In July 2013 the European Food Safety Authority (EFSA) released its final guidance on the risk

assessment of plant protection products (PPPs) to bees. One objective of the guidance was to

produce a simple and cost effective first tier risk assessment scheme to ensure that the

appropriate level of protection is achieved. However, recent impact analyses have indicated that

the first tier of this risk assessment does not act effectively as a screen for compounds of low risk to

bees. For example substances showing no toxicity to bees often fail the tier 1 risk assessment

based on a worst-case exposure to flowering weeds inside the treated field. If realistic farming

practices (e.g. tillage and herbicide applications) are considered, weeds are not usually prevalent

in arable fields. It is therefore suggested that the scenarios in the guidance could be considered

overly conservative and in some instances unrealistic. The EFSA guidance states that if <10% of the

area of use is flowering weeds then the exposure route is not relevant in the 90th %ile case, and

thus does not need to be considered.
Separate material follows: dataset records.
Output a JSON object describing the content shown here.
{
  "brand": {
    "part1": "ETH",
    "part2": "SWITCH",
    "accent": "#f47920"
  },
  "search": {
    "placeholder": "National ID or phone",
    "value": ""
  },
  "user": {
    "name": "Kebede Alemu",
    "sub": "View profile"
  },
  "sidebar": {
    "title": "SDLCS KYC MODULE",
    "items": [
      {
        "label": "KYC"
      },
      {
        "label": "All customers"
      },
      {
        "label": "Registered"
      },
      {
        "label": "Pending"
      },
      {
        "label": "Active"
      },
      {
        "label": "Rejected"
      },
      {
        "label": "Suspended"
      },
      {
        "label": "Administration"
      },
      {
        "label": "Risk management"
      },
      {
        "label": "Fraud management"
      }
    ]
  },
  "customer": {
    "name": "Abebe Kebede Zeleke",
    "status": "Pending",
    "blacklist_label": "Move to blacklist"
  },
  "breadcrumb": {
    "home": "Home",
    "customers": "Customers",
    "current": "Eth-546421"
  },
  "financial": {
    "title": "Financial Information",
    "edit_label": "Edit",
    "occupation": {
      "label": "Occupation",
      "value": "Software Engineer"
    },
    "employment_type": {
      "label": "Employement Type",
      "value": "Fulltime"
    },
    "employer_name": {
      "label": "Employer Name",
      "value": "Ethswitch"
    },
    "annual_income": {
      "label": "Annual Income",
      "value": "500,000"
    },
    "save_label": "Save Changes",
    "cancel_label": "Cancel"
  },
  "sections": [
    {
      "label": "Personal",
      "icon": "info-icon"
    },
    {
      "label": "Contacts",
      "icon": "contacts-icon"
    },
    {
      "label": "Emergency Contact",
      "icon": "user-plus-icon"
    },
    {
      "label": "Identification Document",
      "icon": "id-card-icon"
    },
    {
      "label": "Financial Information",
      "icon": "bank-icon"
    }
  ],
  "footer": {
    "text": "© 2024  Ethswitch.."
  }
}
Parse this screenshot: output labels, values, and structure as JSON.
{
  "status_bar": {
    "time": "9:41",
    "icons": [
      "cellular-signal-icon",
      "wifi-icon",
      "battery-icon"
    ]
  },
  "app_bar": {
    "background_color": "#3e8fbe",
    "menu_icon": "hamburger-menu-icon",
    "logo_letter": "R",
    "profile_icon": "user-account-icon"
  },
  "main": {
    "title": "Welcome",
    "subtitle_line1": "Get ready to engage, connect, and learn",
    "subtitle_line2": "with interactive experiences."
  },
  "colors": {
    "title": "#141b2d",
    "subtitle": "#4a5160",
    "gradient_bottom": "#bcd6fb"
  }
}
However, despite this, the option to generate data or refine

assessments based on available data is questioned as no guidance for the assessment of the

abundance of weeds is available. As part of an industry-led initiative we present and discuss the

use of empirical evidence (i.e. occurrence and growth stage of weeds in control plots from

herbicide efficacy field trials conducted for regulatory submission) to illustrate that the scenarios

in the guidance document could be modified using currently available data to create a more

effective tier 1 risk assessment and still ensure that the appropriate level of protection is achieved.

We have demonstrated here that less than 2% of all weeds recorded in arable crop trials

(represented here by wheat, oilseed rape, sugar beet, sunflower, potatoes, maize, peas and beans)

are at a flowering growth stage; therefore in arable crops the flowering weeds scenario is not

applicable for the 90th %ile exposure. For permanent crop trials (represented here by orchards and

vines) 37% of weeds were recorded at a flowering growth stage. When the attractiveness and

density data are considered, the percentage of attractive, flowering weeds which cover >10% of

the ground area is only 12.3%, indicating that for permanent crops further investigation may be

required as to whether this scenario is relevant.